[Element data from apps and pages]
__________________________________________________

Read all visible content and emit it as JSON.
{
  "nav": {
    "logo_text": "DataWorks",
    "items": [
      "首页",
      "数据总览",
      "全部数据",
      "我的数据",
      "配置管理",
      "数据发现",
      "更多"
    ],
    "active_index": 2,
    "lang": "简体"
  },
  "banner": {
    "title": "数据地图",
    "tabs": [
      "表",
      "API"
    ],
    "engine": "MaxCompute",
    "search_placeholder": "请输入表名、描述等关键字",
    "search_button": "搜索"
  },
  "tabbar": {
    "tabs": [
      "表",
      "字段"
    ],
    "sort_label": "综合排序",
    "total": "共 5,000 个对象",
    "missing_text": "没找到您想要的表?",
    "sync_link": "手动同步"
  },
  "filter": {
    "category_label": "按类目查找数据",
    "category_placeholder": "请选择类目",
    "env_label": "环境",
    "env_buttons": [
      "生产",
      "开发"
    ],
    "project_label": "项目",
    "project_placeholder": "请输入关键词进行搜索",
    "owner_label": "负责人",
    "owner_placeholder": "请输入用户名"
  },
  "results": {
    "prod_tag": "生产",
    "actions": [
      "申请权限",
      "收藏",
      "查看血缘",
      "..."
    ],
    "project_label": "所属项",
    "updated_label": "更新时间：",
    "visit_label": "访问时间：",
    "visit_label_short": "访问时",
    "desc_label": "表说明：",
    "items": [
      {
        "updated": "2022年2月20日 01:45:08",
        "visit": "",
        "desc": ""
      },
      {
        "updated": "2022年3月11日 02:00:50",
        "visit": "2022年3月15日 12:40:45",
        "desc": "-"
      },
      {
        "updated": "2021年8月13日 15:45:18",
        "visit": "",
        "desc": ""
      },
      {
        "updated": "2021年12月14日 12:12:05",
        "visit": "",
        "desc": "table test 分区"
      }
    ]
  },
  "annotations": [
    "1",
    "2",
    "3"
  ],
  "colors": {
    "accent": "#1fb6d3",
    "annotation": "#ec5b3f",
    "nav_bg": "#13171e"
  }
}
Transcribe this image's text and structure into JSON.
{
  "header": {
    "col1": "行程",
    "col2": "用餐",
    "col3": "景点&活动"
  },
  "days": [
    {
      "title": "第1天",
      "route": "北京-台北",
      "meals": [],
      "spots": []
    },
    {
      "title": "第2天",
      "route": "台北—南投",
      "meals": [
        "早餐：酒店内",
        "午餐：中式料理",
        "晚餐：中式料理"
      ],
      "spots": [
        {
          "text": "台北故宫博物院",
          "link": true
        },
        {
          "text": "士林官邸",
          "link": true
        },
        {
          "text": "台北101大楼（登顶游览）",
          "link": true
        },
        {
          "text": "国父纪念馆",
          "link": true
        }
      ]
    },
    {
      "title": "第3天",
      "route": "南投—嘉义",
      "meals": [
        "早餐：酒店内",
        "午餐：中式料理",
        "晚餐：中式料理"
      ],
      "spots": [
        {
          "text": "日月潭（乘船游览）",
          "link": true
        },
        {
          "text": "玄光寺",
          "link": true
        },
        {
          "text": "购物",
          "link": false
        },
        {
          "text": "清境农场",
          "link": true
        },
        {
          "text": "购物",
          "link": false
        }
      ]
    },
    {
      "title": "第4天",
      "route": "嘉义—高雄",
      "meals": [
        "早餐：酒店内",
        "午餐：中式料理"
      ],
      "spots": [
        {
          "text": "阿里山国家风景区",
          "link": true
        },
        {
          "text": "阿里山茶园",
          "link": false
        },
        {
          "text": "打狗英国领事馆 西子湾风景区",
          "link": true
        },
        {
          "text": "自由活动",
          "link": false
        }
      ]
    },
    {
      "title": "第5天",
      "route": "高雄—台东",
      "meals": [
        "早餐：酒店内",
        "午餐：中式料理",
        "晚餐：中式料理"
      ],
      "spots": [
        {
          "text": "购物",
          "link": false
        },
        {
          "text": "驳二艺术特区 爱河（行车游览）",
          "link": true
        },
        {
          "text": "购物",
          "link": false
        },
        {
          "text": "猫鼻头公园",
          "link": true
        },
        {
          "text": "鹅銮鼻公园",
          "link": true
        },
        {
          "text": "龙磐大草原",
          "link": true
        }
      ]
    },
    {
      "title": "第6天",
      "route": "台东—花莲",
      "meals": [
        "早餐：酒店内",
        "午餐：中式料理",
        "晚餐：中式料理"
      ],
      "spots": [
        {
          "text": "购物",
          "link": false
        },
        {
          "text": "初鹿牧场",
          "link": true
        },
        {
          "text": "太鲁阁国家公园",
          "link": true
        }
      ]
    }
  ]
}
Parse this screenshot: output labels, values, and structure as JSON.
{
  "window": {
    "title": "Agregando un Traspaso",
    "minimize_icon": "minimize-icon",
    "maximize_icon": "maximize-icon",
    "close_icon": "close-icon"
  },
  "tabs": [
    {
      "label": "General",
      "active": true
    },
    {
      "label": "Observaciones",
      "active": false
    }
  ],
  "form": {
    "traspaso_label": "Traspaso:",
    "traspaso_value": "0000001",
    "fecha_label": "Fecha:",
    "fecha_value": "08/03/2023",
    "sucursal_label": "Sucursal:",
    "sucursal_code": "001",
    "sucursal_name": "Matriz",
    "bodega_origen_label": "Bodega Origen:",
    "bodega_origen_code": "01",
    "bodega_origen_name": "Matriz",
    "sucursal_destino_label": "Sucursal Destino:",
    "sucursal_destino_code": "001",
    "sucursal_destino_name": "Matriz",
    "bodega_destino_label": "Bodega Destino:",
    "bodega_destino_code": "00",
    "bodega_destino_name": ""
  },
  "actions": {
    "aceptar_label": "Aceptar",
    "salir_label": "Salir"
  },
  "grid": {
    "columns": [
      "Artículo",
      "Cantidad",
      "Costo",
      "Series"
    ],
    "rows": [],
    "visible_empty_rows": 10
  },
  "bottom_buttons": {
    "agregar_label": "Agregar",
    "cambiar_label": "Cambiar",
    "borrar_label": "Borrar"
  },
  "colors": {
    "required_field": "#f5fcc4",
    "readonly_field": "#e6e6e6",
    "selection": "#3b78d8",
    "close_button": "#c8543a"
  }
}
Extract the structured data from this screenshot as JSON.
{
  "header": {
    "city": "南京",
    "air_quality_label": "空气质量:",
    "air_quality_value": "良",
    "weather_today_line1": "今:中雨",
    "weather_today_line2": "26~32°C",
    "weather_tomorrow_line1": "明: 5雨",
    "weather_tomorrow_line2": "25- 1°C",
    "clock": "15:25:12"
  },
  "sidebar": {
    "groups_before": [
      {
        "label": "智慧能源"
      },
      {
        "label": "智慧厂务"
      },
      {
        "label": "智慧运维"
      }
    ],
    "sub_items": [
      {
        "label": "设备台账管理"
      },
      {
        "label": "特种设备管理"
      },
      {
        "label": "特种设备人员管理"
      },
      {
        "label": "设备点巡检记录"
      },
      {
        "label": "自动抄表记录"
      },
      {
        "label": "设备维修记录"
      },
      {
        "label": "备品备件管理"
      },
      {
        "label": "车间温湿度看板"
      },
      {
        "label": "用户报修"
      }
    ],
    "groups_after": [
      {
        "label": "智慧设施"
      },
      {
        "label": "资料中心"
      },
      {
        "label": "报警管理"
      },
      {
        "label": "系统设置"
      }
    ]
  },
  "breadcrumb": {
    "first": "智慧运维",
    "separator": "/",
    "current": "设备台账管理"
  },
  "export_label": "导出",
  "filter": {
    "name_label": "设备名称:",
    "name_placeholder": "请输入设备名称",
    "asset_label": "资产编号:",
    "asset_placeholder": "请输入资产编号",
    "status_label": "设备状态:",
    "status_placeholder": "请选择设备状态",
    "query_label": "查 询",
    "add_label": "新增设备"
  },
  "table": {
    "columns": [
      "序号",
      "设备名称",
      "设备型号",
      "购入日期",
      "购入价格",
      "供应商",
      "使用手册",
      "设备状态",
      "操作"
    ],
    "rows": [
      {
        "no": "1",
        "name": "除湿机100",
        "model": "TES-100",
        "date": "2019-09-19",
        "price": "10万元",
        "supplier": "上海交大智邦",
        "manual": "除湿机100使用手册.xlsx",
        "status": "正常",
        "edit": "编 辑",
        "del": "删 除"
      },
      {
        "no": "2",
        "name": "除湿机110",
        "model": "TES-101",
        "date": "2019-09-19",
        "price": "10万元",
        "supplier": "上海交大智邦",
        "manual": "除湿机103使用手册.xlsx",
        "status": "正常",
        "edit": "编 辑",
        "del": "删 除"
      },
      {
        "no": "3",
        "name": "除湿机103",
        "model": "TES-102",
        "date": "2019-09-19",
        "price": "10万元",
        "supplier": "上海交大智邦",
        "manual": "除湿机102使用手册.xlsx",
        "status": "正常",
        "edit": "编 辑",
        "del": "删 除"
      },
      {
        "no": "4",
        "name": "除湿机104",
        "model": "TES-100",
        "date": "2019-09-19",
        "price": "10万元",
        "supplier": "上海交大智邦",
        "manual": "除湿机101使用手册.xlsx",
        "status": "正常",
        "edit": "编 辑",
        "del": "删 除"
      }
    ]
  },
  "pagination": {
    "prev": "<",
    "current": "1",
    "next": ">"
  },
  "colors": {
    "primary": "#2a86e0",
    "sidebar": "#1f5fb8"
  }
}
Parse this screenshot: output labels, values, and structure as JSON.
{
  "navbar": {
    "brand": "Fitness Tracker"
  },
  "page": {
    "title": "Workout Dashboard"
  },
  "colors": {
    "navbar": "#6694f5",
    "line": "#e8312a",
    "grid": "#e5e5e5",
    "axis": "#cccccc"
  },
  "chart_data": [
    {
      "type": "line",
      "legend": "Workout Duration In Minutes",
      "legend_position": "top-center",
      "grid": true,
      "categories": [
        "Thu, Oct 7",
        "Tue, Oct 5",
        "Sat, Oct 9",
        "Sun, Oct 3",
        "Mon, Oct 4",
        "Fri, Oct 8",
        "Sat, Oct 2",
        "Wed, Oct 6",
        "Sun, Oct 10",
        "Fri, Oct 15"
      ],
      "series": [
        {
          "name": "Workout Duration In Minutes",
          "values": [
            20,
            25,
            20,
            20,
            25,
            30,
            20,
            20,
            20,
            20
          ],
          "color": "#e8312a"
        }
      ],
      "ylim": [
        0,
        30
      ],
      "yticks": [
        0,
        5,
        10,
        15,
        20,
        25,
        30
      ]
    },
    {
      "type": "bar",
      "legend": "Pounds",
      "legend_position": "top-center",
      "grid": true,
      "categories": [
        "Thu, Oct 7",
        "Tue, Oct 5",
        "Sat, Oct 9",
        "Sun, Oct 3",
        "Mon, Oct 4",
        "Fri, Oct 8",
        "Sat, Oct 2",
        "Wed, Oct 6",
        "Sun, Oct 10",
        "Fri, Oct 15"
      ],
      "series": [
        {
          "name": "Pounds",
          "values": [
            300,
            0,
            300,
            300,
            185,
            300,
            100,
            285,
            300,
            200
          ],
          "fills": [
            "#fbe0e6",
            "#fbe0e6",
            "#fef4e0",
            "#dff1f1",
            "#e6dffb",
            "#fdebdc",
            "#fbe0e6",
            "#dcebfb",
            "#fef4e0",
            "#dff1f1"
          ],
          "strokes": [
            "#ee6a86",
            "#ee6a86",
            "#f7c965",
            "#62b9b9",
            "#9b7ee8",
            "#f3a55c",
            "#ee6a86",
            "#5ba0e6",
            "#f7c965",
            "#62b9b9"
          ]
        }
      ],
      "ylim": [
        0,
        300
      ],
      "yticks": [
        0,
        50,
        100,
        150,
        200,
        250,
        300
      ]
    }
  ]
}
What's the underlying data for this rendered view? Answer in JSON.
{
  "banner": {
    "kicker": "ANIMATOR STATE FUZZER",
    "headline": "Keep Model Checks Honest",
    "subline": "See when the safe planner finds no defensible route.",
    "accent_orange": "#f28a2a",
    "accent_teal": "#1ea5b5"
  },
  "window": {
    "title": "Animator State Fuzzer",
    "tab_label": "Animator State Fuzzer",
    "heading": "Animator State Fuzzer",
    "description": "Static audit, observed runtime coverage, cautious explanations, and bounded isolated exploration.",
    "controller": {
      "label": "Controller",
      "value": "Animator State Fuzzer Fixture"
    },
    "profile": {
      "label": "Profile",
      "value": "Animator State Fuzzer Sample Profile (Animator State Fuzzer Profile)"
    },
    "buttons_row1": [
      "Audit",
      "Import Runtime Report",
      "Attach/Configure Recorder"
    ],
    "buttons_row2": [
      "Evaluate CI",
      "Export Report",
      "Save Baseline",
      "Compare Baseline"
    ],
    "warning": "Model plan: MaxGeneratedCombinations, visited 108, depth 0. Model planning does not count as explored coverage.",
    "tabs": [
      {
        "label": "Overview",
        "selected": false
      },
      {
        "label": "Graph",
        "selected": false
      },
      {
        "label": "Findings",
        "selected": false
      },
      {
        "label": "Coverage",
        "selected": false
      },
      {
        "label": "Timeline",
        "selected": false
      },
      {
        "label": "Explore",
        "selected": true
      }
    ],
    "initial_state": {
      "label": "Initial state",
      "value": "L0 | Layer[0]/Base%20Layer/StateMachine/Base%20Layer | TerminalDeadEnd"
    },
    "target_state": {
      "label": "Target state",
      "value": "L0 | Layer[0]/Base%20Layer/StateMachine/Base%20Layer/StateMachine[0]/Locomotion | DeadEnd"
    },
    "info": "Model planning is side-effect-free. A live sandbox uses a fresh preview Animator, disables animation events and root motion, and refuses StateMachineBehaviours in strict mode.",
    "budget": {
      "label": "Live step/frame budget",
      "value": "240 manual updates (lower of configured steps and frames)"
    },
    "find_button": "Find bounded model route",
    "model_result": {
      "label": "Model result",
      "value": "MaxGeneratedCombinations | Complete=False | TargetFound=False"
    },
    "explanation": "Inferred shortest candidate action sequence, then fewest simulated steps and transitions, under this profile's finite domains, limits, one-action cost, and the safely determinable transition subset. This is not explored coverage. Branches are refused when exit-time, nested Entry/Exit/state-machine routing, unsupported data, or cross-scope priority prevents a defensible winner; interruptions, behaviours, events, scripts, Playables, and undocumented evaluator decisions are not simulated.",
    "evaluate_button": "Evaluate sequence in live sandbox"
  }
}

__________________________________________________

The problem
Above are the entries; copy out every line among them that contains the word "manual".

Reply to the exercise
        "manual": "除湿机100使用手册.xlsx",
        "manual": "除湿机103使用手册.xlsx",
        "manual": "除湿机102使用手册.xlsx",
        "manual": "除湿机101使用手册.xlsx",
      "value": "240 manual updates (lower of configured steps and frames)"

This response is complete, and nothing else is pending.